SOURCE DATA Start Marker

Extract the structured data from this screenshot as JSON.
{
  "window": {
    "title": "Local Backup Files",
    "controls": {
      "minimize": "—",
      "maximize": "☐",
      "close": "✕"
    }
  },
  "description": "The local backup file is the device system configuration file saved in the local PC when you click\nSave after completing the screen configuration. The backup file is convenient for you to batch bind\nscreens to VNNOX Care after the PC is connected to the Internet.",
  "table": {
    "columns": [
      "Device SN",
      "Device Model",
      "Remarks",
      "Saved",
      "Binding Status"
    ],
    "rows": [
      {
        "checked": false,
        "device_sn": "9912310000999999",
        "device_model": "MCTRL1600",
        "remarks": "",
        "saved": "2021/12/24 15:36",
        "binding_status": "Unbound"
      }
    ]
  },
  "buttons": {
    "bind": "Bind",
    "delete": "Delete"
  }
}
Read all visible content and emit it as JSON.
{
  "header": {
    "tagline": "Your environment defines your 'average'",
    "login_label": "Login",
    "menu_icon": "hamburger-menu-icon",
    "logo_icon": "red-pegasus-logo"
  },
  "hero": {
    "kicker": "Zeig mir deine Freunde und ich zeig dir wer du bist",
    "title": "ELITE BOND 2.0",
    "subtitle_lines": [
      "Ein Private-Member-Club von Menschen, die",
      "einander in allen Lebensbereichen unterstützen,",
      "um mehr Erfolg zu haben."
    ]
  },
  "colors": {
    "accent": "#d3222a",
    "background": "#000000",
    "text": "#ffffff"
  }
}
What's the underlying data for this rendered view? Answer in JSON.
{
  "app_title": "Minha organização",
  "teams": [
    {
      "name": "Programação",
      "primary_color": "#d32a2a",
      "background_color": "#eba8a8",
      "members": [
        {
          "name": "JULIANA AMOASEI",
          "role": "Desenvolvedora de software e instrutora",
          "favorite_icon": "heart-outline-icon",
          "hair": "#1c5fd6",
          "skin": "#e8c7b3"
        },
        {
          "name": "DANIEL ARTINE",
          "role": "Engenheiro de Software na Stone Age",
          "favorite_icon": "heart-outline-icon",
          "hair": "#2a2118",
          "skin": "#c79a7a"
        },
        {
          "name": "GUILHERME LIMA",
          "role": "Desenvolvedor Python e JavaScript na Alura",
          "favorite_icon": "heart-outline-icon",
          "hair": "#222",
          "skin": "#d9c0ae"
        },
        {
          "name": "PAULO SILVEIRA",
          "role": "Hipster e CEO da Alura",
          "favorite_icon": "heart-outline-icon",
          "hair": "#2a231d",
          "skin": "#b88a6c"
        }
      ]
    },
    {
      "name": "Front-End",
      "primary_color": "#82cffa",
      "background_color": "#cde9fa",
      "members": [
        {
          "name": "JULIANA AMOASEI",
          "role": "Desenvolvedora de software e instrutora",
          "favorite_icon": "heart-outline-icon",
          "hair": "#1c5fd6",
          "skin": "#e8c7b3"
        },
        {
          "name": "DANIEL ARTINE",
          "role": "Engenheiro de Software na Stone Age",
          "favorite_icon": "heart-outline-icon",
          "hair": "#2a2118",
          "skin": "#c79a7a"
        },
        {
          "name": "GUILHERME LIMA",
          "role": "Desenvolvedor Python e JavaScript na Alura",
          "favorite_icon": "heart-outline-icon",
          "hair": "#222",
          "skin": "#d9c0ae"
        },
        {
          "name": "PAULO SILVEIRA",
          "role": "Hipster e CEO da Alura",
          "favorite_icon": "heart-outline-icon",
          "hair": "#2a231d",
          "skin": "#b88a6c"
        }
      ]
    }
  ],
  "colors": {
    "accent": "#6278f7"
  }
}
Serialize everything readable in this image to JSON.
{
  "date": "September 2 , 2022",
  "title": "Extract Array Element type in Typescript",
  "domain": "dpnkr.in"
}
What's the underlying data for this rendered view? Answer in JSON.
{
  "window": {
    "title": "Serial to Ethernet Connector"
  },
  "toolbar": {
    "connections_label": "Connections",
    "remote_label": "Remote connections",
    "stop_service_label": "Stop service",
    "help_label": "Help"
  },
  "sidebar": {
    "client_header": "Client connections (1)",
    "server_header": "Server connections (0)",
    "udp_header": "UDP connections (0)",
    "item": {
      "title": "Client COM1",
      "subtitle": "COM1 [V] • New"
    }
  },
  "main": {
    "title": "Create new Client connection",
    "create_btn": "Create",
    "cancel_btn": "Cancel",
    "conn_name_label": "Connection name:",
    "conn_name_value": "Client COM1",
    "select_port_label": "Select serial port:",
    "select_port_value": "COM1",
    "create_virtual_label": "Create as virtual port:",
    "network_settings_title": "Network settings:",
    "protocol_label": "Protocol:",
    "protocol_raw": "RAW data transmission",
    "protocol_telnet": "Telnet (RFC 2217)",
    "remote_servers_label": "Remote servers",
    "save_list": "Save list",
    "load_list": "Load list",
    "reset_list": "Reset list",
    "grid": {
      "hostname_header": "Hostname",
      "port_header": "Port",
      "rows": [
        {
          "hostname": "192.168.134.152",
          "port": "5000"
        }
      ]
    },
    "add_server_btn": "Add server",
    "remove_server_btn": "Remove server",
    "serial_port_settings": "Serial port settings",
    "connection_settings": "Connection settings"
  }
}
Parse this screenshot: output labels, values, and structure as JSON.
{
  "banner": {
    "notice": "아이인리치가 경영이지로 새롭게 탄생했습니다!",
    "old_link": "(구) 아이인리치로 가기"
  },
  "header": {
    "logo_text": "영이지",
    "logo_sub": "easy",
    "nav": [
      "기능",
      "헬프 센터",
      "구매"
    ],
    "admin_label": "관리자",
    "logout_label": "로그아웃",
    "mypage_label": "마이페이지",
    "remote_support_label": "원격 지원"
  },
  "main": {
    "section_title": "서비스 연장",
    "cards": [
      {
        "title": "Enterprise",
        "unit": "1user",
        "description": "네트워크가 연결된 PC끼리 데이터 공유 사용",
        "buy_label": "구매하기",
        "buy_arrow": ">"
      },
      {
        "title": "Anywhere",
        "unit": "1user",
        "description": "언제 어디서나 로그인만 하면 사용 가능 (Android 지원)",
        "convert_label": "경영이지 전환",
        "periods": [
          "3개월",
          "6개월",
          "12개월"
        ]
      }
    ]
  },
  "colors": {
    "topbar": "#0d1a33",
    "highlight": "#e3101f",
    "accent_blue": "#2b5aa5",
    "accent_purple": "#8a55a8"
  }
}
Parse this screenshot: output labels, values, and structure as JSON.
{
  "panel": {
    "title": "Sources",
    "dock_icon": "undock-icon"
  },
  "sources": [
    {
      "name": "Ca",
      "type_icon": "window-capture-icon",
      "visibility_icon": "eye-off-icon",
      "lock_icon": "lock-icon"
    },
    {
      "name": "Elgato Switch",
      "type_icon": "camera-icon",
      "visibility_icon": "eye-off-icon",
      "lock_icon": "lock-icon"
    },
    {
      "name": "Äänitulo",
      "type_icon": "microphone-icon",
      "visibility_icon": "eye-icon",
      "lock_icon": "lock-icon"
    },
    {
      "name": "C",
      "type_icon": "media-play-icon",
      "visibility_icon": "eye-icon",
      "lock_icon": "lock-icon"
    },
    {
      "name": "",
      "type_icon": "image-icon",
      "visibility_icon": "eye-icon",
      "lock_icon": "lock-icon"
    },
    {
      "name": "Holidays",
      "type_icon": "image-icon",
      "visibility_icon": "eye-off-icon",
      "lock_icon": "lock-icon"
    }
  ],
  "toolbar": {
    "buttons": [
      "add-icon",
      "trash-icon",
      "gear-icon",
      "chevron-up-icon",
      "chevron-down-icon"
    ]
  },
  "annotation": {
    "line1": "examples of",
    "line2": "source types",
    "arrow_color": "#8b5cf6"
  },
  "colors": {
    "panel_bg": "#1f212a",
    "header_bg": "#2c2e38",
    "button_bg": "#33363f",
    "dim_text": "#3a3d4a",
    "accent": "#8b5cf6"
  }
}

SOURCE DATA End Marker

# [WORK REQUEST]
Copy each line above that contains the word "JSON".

# [RESULT]
Extract the structured data from this screenshot as JSON.
Read all visible content and emit it as JSON.
What's the underlying data for this rendered view? Answer in JSON.
Serialize everything readable in this image to JSON.
What's the underlying data for this rendered view? Answer in JSON.
Parse this screenshot: output labels, values, and structure as JSON.
Parse this screenshot: output labels, values, and structure as JSON.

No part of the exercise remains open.